### Activity
Reproduce all entries precisely, down to the last character.

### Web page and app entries
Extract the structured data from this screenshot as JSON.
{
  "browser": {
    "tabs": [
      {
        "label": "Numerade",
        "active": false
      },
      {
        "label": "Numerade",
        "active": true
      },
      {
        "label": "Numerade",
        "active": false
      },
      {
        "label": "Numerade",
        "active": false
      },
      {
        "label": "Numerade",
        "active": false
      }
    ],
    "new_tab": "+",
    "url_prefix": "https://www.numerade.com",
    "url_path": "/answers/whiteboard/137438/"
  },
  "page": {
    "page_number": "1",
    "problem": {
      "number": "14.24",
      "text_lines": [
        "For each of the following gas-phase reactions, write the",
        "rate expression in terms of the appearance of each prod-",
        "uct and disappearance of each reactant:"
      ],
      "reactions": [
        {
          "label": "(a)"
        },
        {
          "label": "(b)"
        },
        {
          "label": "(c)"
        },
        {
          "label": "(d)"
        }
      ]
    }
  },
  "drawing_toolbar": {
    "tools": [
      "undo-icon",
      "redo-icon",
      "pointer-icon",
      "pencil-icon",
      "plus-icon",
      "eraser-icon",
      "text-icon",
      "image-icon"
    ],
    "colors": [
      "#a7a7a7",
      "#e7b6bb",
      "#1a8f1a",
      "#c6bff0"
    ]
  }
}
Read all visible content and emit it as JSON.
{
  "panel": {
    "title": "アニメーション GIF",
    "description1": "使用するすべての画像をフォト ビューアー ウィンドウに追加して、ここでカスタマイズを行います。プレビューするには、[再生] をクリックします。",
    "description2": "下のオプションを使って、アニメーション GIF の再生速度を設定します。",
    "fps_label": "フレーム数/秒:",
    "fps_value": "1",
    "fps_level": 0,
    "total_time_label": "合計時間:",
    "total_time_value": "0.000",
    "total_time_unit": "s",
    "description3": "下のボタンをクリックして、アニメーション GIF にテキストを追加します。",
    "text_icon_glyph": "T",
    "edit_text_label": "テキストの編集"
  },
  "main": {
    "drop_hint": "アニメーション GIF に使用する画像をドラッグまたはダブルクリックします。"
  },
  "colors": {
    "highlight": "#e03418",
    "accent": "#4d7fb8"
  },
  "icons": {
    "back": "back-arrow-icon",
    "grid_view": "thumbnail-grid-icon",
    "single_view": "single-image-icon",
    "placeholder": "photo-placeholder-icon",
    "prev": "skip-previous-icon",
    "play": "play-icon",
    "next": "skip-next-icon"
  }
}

### Output for this task
Extract the structured data from this screenshot as JSON.
{
  "browser": {
    "tabs": [
      {
        "label": "Numerade",
        "active": false
      },
      {
        "label": "Numerade",
        "active": true
      },
      {
        "label": "Numerade",
        "active": false
      },
      {
        "label": "Numerade",
        "active": false
      },
      {
        "label": "Numerade",
        "active": false
      }
    ],
    "new_tab": "+",
    "url_prefix": "https://www.numerade.com",
    "url_path": "/answers/whiteboard/137438/"
  },
  "page": {
    "page_number": "1",
    "problem": {
      "number": "14.24",
      "text_lines": [
        "For each of the following gas-phase reactions, write the",
        "rate expression in terms of the appearance of each prod-",
        "uct and disappearance of each reactant:"
      ],
      "reactions": [
        {
          "label": "(a)"
        },
        {
          "label": "(b)"
        },
        {
          "label": "(c)"
        },
        {
          "label": "(d)"
        }
      ]
    }
  },
  "drawing_toolbar": {
    "tools": [
      "undo-icon",
      "redo-icon",
      "pointer-icon",
      "pencil-icon",
      "plus-icon",
      "eraser-icon",
      "text-icon",
      "image-icon"
    ],
    "colors": [
      "#a7a7a7",
      "#e7b6bb",
      "#1a8f1a",
      "#c6bff0"
    ]
  }
}
Read all visible content and emit it as JSON.
{
  "panel": {
    "title": "アニメーション GIF",
    "description1": "使用するすべての画像をフォト ビューアー ウィンドウに追加して、ここでカスタマイズを行います。プレビューするには、[再生] をクリックします。",
    "description2": "下のオプションを使って、アニメーション GIF の再生速度を設定します。",
    "fps_label": "フレーム数/秒:",
    "fps_value": "1",
    "fps_level": 0,
    "total_time_label": "合計時間:",
    "total_time_value": "0.000",
    "total_time_unit": "s",
    "description3": "下のボタンをクリックして、アニメーション GIF にテキストを追加します。",
    "text_icon_glyph": "T",
    "edit_text_label": "テキストの編集"
  },
  "main": {
    "drop_hint": "アニメーション GIF に使用する画像をドラッグまたはダブルクリックします。"
  },
  "colors": {
    "highlight": "#e03418",
    "accent": "#4d7fb8"
  },
  "icons": {
    "back": "back-arrow-icon",
    "grid_view": "thumbnail-grid-icon",
    "single_view": "single-image-icon",
    "placeholder": "photo-placeholder-icon",
    "prev": "skip-previous-icon",
    "play": "play-icon",
    "next": "skip-next-icon"
  }
}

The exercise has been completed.